:: Data for processing ::
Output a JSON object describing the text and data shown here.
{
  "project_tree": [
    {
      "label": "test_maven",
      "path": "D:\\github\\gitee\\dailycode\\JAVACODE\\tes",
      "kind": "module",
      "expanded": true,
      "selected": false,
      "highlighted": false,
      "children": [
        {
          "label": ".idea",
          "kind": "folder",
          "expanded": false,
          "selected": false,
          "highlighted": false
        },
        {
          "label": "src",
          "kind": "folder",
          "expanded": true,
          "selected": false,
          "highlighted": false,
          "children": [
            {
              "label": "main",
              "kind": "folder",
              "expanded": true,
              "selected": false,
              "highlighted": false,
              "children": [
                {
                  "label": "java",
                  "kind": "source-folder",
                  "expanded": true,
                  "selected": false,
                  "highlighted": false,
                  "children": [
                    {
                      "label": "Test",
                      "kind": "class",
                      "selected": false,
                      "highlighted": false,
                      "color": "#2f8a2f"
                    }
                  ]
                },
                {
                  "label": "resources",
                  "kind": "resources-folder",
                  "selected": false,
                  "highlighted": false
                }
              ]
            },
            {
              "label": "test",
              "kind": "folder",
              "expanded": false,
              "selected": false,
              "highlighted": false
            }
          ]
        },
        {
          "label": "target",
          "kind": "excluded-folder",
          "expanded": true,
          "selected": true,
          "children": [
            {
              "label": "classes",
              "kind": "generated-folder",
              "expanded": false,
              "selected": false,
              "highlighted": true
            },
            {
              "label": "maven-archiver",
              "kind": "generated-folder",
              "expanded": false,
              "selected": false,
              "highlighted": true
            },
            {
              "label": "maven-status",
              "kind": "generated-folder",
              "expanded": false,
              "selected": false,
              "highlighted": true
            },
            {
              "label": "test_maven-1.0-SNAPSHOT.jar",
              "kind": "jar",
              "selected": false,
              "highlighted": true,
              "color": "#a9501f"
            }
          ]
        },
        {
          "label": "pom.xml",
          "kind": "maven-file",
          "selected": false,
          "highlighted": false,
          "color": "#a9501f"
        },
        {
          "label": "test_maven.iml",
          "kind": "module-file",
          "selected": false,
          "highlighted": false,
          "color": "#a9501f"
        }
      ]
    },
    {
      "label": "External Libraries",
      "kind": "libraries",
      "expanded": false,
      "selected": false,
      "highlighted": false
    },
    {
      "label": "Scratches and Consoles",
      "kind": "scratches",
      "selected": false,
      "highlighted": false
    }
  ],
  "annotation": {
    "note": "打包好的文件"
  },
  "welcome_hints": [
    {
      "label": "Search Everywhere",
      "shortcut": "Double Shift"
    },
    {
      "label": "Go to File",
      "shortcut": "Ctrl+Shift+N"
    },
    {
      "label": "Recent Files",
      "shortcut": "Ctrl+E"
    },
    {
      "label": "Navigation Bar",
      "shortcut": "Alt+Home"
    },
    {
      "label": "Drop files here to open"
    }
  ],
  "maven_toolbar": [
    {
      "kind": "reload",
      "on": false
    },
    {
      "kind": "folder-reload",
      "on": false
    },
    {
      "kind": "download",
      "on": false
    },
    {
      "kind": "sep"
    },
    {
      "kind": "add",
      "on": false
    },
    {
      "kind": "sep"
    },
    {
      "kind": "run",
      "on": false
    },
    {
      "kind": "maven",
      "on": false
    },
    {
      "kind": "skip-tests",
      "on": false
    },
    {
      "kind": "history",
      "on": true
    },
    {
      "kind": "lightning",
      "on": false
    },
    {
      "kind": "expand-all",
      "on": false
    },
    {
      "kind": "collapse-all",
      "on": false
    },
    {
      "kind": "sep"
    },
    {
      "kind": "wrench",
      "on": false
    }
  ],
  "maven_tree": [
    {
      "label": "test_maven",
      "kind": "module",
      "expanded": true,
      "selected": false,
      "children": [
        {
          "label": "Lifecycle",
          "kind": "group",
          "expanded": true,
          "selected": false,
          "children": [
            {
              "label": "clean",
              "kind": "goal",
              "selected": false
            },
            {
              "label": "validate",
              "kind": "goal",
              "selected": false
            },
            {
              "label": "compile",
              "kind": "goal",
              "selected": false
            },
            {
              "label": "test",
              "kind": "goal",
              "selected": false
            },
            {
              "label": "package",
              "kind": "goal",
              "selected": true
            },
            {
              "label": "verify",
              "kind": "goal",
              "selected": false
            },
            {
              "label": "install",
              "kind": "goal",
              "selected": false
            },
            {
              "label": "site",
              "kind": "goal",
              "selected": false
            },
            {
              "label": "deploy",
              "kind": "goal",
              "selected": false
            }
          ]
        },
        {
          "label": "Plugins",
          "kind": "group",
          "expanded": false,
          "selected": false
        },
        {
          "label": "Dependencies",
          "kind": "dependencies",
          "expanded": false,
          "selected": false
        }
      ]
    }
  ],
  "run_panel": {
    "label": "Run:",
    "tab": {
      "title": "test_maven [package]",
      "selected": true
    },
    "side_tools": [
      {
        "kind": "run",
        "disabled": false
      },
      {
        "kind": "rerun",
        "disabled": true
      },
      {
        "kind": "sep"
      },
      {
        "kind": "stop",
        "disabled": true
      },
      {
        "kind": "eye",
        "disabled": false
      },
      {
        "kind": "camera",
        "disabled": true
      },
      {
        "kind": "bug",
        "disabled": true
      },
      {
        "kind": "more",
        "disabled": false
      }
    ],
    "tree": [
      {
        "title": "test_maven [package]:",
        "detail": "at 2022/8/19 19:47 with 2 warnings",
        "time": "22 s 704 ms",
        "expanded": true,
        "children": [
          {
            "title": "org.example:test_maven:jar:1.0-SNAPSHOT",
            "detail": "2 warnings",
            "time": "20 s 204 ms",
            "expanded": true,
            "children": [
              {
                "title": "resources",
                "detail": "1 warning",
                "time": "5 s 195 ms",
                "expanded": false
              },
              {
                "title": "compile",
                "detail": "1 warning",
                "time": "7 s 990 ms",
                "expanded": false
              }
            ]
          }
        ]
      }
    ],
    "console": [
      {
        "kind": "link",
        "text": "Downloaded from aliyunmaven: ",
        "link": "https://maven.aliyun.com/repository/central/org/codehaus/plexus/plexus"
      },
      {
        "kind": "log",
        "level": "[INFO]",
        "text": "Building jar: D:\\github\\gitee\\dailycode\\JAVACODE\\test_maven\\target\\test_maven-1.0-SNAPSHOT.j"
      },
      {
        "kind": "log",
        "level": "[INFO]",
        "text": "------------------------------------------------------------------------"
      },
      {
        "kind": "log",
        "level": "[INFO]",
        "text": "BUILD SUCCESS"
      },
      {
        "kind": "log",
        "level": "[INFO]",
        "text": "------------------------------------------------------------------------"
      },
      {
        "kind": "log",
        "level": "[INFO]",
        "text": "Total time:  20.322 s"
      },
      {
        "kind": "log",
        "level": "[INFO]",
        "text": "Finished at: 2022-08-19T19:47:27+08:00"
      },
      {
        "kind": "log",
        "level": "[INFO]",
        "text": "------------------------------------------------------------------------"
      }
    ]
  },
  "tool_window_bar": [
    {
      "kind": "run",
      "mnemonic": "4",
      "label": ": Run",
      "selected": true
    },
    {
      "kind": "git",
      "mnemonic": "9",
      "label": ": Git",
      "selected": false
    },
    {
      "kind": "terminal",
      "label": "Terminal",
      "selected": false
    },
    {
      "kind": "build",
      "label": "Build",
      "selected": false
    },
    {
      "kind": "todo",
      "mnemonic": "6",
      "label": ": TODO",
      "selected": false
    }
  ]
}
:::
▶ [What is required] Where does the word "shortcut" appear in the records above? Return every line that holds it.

▶ [Answer box]
      "shortcut": "Double Shift"
      "shortcut": "Ctrl+Shift+N"
      "shortcut": "Ctrl+E"
      "shortcut": "Alt+Home"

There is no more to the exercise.